Antibodies found in the sera of COVID-19 patients could efficiently bind to GPI-RBD-GM-CSF. In addition, ELISA confirmed that RBD from the purified fusion protein retained its receptor binding activity. Furthermore, the XTT assay showed that GPI-RBD-GM-CSF incorporated into the VLP vaccine could effectively stimulate BMDC proliferation.
The team observed that the VLP hybrid vaccine elicited a significant antibody response following the administration of the GPI-RBD-GM-CSF booster dose. The antibody response elicited by the fusion protein was similar by both the intramuscular and subcutaneous routes of vaccine administration. The antibodies bound selectively to the CHO-S cells expressing the fusion protein but not to the untransfected CHO-S cells. This demonstrated the high specificity of the antibody response to the fusion protein.

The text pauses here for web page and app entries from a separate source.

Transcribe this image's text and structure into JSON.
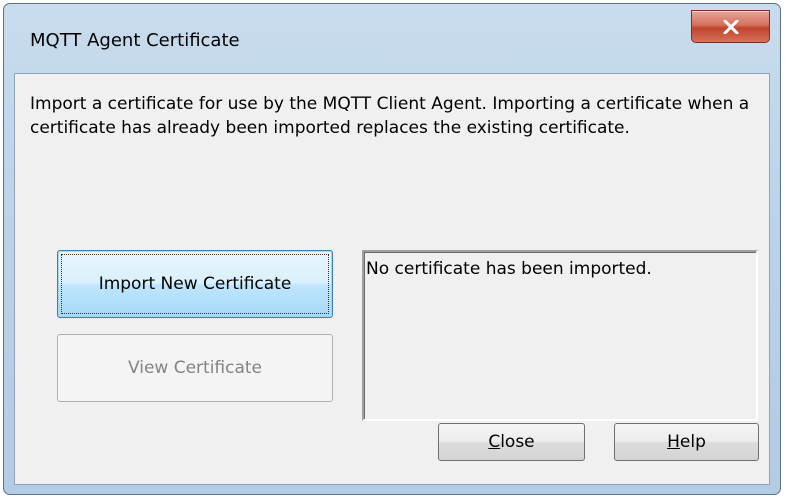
{
  "window": {
    "title": "MQTT Agent Certificate",
    "close_icon": "close-x-icon",
    "colors": {
      "frame": "#bcd3e9",
      "close_button": "#c9452e",
      "dialog_background": "#f0f0f0"
    }
  },
  "description": "Import a certificate for use by the MQTT Client Agent. Importing a certificate when a certificate has already been imported replaces the existing certificate.",
  "buttons": {
    "import_label": "Import New Certificate",
    "view_label": "View Certificate",
    "close": {
      "mnemonic": "C",
      "rest": "lose"
    },
    "help": {
      "mnemonic": "H",
      "rest": "elp"
    }
  },
  "status": {
    "text": "No certificate has been imported."
  }
}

The team also found that the purified GPI-RBD-GM-CSF fusion protein-induced antibody levels were comparable to those elicited by the VLP hybrid vaccine. However, the neutralizing antibody titers were significantly low in the mice immunized only with the GPI-RBD-GM-CSF protein without any VLP. This indicated that fusion protein incorporated into VLP elicited a more robust neutralizing antibody response compared to that of the soluble fusion protein.
Furthermore, the purified GPI-RBD-GM-CSF fusion protein alone or when incorporated into VLPs induced a substantial antibody response. Alone, the fusion protein induced a primarily Th2-type immunoglobulin 1 (IgG1) response, while the hybrid VLP vaccine elicited both IgG1 and IgG2a responses. Notably, incorporation of GPI-IL-12 into the hybrid VLP vaccine did not affect the IgG2a response.
The team also observed that the hybrid vaccine alone and the hybrid vaccine without IL-12 elicited robust antibody responses against the RBD as well as the influenza VLP antigens. These antibodies could sufficiently neutralize a live viral infection when evaluated using a plaque reduction neutralization titer (PRNT) assay. In addition, substantially reduced viral replication was observed in the hybrid vaccine-treated mice compared to the VLP-treated mice.
Overall, study results indicated that delivery of SARS-CoV-2 RBD protein via influenza VLPs along with cytokine adjuvants served as an effective platform for multivalent vaccine development. Researchers believe that using immobilized cytokines as an adjuvant will help elicit antiviral immunity with minimal side effects.
- Bommireddy, R.; Stein, S.; Bhatnagar, N.; Kumari, P.; Munoz, LE; Oh, J.; Kim, K.-H.; Berry, JTL; Jacobsen, KM; Jaafar, L.; et al. (2022). Influenza virus-like particle-based hybrid vaccine with RBD induces immunity against influenza and SARS-CoV-2 viruses. vaccinations. doi: https://doi.org/10.3390/vaccines10060944 https://www.mdpi.com/2076-393X/10/6/944